Input material

BEGIN

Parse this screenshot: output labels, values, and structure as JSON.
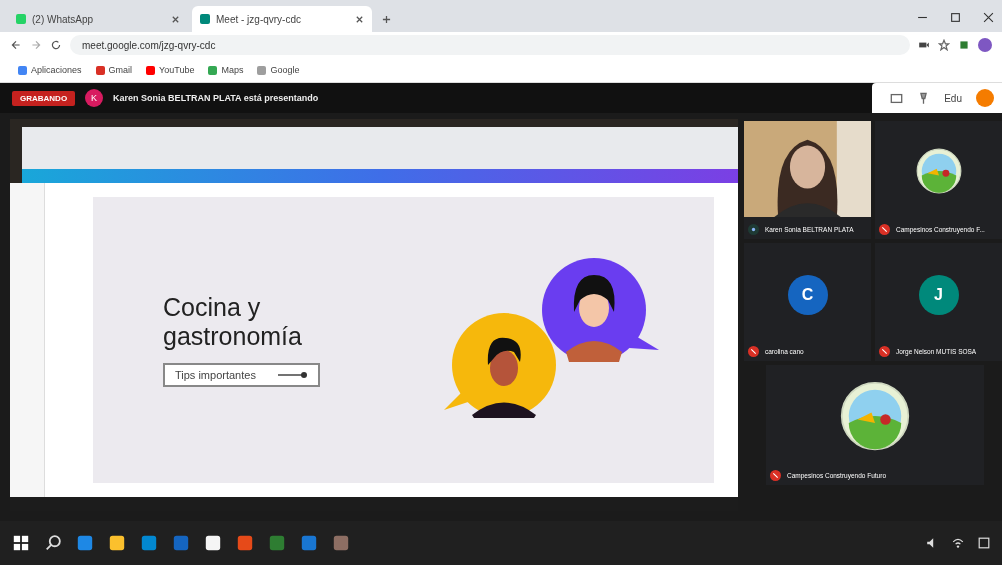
{
  "browser": {
    "tabs": [
      {
        "title": "(2) WhatsApp",
        "selected": false
      },
      {
        "title": "Meet - jzg-qvry-cdc",
        "selected": true
      }
    ],
    "url": "meet.google.com/jzg-qvry-cdc",
    "bookmarks": [
      "Aplicaciones",
      "Gmail",
      "YouTube",
      "Maps",
      "Google"
    ]
  },
  "meet": {
    "recording_label": "GRABANDO",
    "presenter_initial": "K",
    "presenting_text": "Karen Sonia BELTRAN PLATA está presentando",
    "user_name": "Edu"
  },
  "slide": {
    "title": "Cocina y gastronomía",
    "button": "Tips importantes"
  },
  "participants": [
    {
      "name": "Karen Sonia BELTRAN PLATA",
      "kind": "video",
      "muted": false
    },
    {
      "name": "Campesinos Construyendo F...",
      "kind": "logo",
      "muted": true
    },
    {
      "name": "carolina cano",
      "kind": "initial",
      "initial": "C",
      "color": "#1565c0",
      "muted": true
    },
    {
      "name": "Jorge Nelson MUTIS SOSA",
      "kind": "initial",
      "initial": "J",
      "color": "#00897b",
      "muted": true
    },
    {
      "name": "Campesinos Construyendo Futuro",
      "kind": "logo",
      "muted": true
    }
  ]
}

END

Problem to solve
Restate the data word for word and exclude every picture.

Response to this exercise
Parse this screenshot: output labels, values, and structure as JSON.
{
  "browser": {
    "tabs": [
      {
        "title": "(2) WhatsApp",
        "selected": false
      },
      {
        "title": "Meet - jzg-qvry-cdc",
        "selected": true
      }
    ],
    "url": "meet.google.com/jzg-qvry-cdc",
    "bookmarks": [
      "Aplicaciones",
      "Gmail",
      "YouTube",
      "Maps",
      "Google"
    ]
  },
  "meet": {
    "recording_label": "GRABANDO",
    "presenter_initial": "K",
    "presenting_text": "Karen Sonia BELTRAN PLATA está presentando",
    "user_name": "Edu"
  },
  "slide": {
    "title": "Cocina y gastronomía",
    "button": "Tips importantes"
  },
  "participants": [
    {
      "name": "Karen Sonia BELTRAN PLATA",
      "kind": "video",
      "muted": false
    },
    {
      "name": "Campesinos Construyendo F...",
      "kind": "logo",
      "muted": true
    },
    {
      "name": "carolina cano",
      "kind": "initial",
      "initial": "C",
      "color": "#1565c0",
      "muted": true
    },
    {
      "name": "Jorge Nelson MUTIS SOSA",
      "kind": "initial",
      "initial": "J",
      "color": "#00897b",
      "muted": true
    },
    {
      "name": "Campesinos Construyendo Futuro",
      "kind": "logo",
      "muted": true
    }
  ]
}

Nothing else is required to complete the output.